October 2022 News!
World Mental Health Day just had its annual observance on October 10th and this year’s theme was make mental health and wellbeing for all a global priority. It’s time for the subject matter of mental health to have its place in world of healthcare so we may openly discuss it the way we discuss diabetes, cancer, or high blood pressure. It’s truly no different than any other affliction or diagnosis in terms of how it affects overall physical, emotional, and psychological wellbeing.
This month, we’re sharing a few resources that continue to support the ongoing messages we wish to share: you are not alone. Your struggle is our struggle and when we show up for one another, we show up as our truest selves. We’re here for any and all of you, always.
Reyne & Scott Roeder
A Harvest of Help
While no one is immune to the threat of suicide ideation, there are populations that are at high risk including American Indians, Alaska Native youth, LGTBQI+ youth, rural men, military veterans, law enforcement, and medical professionals.
Farmers die by suicide at a higher rate than the general population—at 1.5 times the national average. Midwestern states are training people who regularly interact with farmers to be a new frontline of defense against farm stress coupled with everyday life.
Farmers, ranchers, and agriculture workers in the U.S. have relenting jobs that are often compounded by economic uncertainty, vulnerability to weather and livestock health, and isolation. Rural agricultural communities may also have limited access to healthcare and mental health services, which increases the difficulty for farm and ranch families to receive support when they are experiencing extreme stress, anxiety, depression, or any other mental health crisis. Addressing mental health challenges head-on with vulnerability is critical so rural populations, farmers especially, can successfully navigate other stressors common in their day-to-day lives.
NPR’s All Things Considered recently published a story on how midwestern states are combatting rural suicide risk—listen or read the transcript here.
Angst: A Screening
Angst is a film that explores anxiety, its causes, effects, and what we can do about it. The filmmakers’ goal is to have a global conversation and raise awareness around anxiety. Angst features candid interviews with kids and young adults who suffer, or have suffered, from anxiety and what they’ve learned about it. The film includes discussions with mental health experts about the causes of anxiety and its sociological effects, as well as help, resources, and tools.
Immediately following the screening, a panel discussion with area mental health professionals will take place for further dialogue and Q&A.
Resources & Can't-Miss:
Now Streaming: Facing Suicide
Documentary by PBS, FACING SUICIDE combines poignant personal stories of people impacted by suicide with scientific insight from the forefront of research regarding the most pressing mental health crisis of our time.
Mental Health Awareness Funding Need
Feature from Forbes highlighting the resource shortage preventing necessary supports from being in place to foster mental health awareness across the U.S.
2022 NAMI State Conference
Event Saturday, November 5th from NAMI Minnesota featuring keynote speakers, workshops of your choosing, and the annual Awards Luncheon.
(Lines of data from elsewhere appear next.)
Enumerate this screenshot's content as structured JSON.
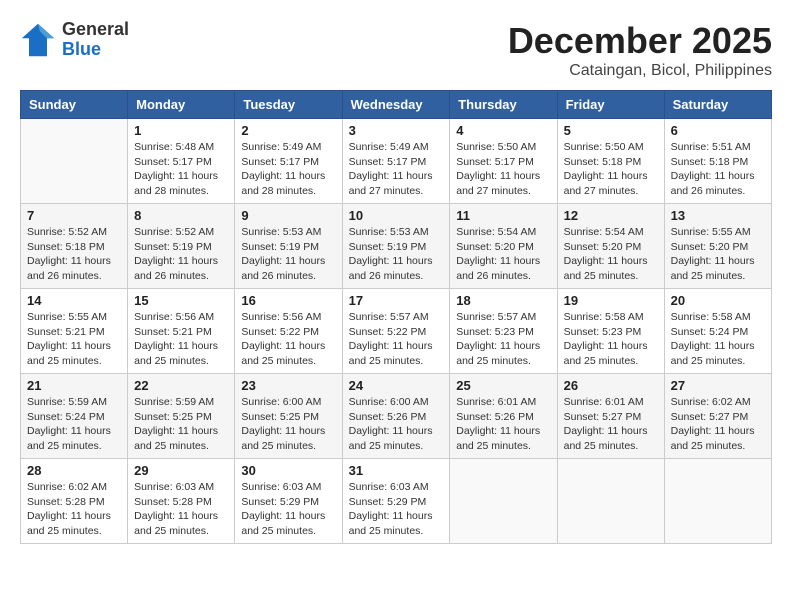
{
  "header": {
    "logo_line1": "General",
    "logo_line2": "Blue",
    "month": "December 2025",
    "location": "Cataingan, Bicol, Philippines"
  },
  "weekdays": [
    "Sunday",
    "Monday",
    "Tuesday",
    "Wednesday",
    "Thursday",
    "Friday",
    "Saturday"
  ],
  "weeks": [
    [
      {
        "day": "",
        "info": ""
      },
      {
        "day": "1",
        "info": "Sunrise: 5:48 AM\nSunset: 5:17 PM\nDaylight: 11 hours and 28 minutes."
      },
      {
        "day": "2",
        "info": "Sunrise: 5:49 AM\nSunset: 5:17 PM\nDaylight: 11 hours and 28 minutes."
      },
      {
        "day": "3",
        "info": "Sunrise: 5:49 AM\nSunset: 5:17 PM\nDaylight: 11 hours and 27 minutes."
      },
      {
        "day": "4",
        "info": "Sunrise: 5:50 AM\nSunset: 5:17 PM\nDaylight: 11 hours and 27 minutes."
      },
      {
        "day": "5",
        "info": "Sunrise: 5:50 AM\nSunset: 5:18 PM\nDaylight: 11 hours and 27 minutes."
      },
      {
        "day": "6",
        "info": "Sunrise: 5:51 AM\nSunset: 5:18 PM\nDaylight: 11 hours and 26 minutes."
      }
    ],
    [
      {
        "day": "7",
        "info": "Sunrise: 5:52 AM\nSunset: 5:18 PM\nDaylight: 11 hours and 26 minutes."
      },
      {
        "day": "8",
        "info": "Sunrise: 5:52 AM\nSunset: 5:19 PM\nDaylight: 11 hours and 26 minutes."
      },
      {
        "day": "9",
        "info": "Sunrise: 5:53 AM\nSunset: 5:19 PM\nDaylight: 11 hours and 26 minutes."
      },
      {
        "day": "10",
        "info": "Sunrise: 5:53 AM\nSunset: 5:19 PM\nDaylight: 11 hours and 26 minutes."
      },
      {
        "day": "11",
        "info": "Sunrise: 5:54 AM\nSunset: 5:20 PM\nDaylight: 11 hours and 26 minutes."
      },
      {
        "day": "12",
        "info": "Sunrise: 5:54 AM\nSunset: 5:20 PM\nDaylight: 11 hours and 25 minutes."
      },
      {
        "day": "13",
        "info": "Sunrise: 5:55 AM\nSunset: 5:20 PM\nDaylight: 11 hours and 25 minutes."
      }
    ],
    [
      {
        "day": "14",
        "info": "Sunrise: 5:55 AM\nSunset: 5:21 PM\nDaylight: 11 hours and 25 minutes."
      },
      {
        "day": "15",
        "info": "Sunrise: 5:56 AM\nSunset: 5:21 PM\nDaylight: 11 hours and 25 minutes."
      },
      {
        "day": "16",
        "info": "Sunrise: 5:56 AM\nSunset: 5:22 PM\nDaylight: 11 hours and 25 minutes."
      },
      {
        "day": "17",
        "info": "Sunrise: 5:57 AM\nSunset: 5:22 PM\nDaylight: 11 hours and 25 minutes."
      },
      {
        "day": "18",
        "info": "Sunrise: 5:57 AM\nSunset: 5:23 PM\nDaylight: 11 hours and 25 minutes."
      },
      {
        "day": "19",
        "info": "Sunrise: 5:58 AM\nSunset: 5:23 PM\nDaylight: 11 hours and 25 minutes."
      },
      {
        "day": "20",
        "info": "Sunrise: 5:58 AM\nSunset: 5:24 PM\nDaylight: 11 hours and 25 minutes."
      }
    ],
    [
      {
        "day": "21",
        "info": "Sunrise: 5:59 AM\nSunset: 5:24 PM\nDaylight: 11 hours and 25 minutes."
      },
      {
        "day": "22",
        "info": "Sunrise: 5:59 AM\nSunset: 5:25 PM\nDaylight: 11 hours and 25 minutes."
      },
      {
        "day": "23",
        "info": "Sunrise: 6:00 AM\nSunset: 5:25 PM\nDaylight: 11 hours and 25 minutes."
      },
      {
        "day": "24",
        "info": "Sunrise: 6:00 AM\nSunset: 5:26 PM\nDaylight: 11 hours and 25 minutes."
      },
      {
        "day": "25",
        "info": "Sunrise: 6:01 AM\nSunset: 5:26 PM\nDaylight: 11 hours and 25 minutes."
      },
      {
        "day": "26",
        "info": "Sunrise: 6:01 AM\nSunset: 5:27 PM\nDaylight: 11 hours and 25 minutes."
      },
      {
        "day": "27",
        "info": "Sunrise: 6:02 AM\nSunset: 5:27 PM\nDaylight: 11 hours and 25 minutes."
      }
    ],
    [
      {
        "day": "28",
        "info": "Sunrise: 6:02 AM\nSunset: 5:28 PM\nDaylight: 11 hours and 25 minutes."
      },
      {
        "day": "29",
        "info": "Sunrise: 6:03 AM\nSunset: 5:28 PM\nDaylight: 11 hours and 25 minutes."
      },
      {
        "day": "30",
        "info": "Sunrise: 6:03 AM\nSunset: 5:29 PM\nDaylight: 11 hours and 25 minutes."
      },
      {
        "day": "31",
        "info": "Sunrise: 6:03 AM\nSunset: 5:29 PM\nDaylight: 11 hours and 25 minutes."
      },
      {
        "day": "",
        "info": ""
      },
      {
        "day": "",
        "info": ""
      },
      {
        "day": "",
        "info": ""
      }
    ]
  ]
}
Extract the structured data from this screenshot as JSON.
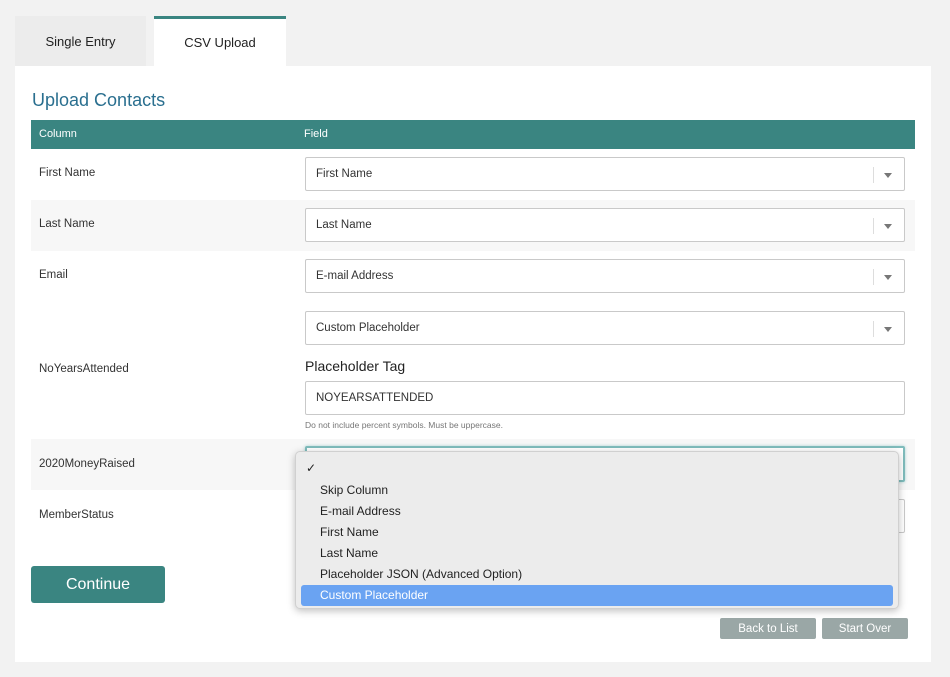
{
  "tabs": [
    {
      "label": "Single Entry"
    },
    {
      "label": "CSV Upload"
    }
  ],
  "title": "Upload Contacts",
  "table": {
    "col_header": "Column",
    "field_header": "Field",
    "rows": [
      {
        "column": "First Name",
        "field": "First Name"
      },
      {
        "column": "Last Name",
        "field": "Last Name"
      },
      {
        "column": "Email",
        "field": "E-mail Address"
      },
      {
        "column": "NoYearsAttended",
        "field": "Custom Placeholder"
      },
      {
        "column": "2020MoneyRaised",
        "field": ""
      },
      {
        "column": "MemberStatus",
        "field": ""
      }
    ]
  },
  "placeholder": {
    "label": "Placeholder Tag",
    "value": "NOYEARSATTENDED",
    "help": "Do not include percent symbols. Must be uppercase."
  },
  "buttons": {
    "continue": "Continue",
    "back_to_list": "Back to List",
    "start_over": "Start Over"
  },
  "dropdown": {
    "check": "✓",
    "options": [
      "Skip Column",
      "E-mail Address",
      "First Name",
      "Last Name",
      "Placeholder JSON (Advanced Option)",
      "Custom Placeholder"
    ],
    "highlighted": "Custom Placeholder"
  },
  "colors": {
    "accent": "#3a8581",
    "title": "#2a6f8f",
    "highlight": "#6aa3f2"
  }
}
St. Paul River Center 9am-4:30pm. Register here.
National Suicide & Crisis Lifeline
Dial 988 or text 988.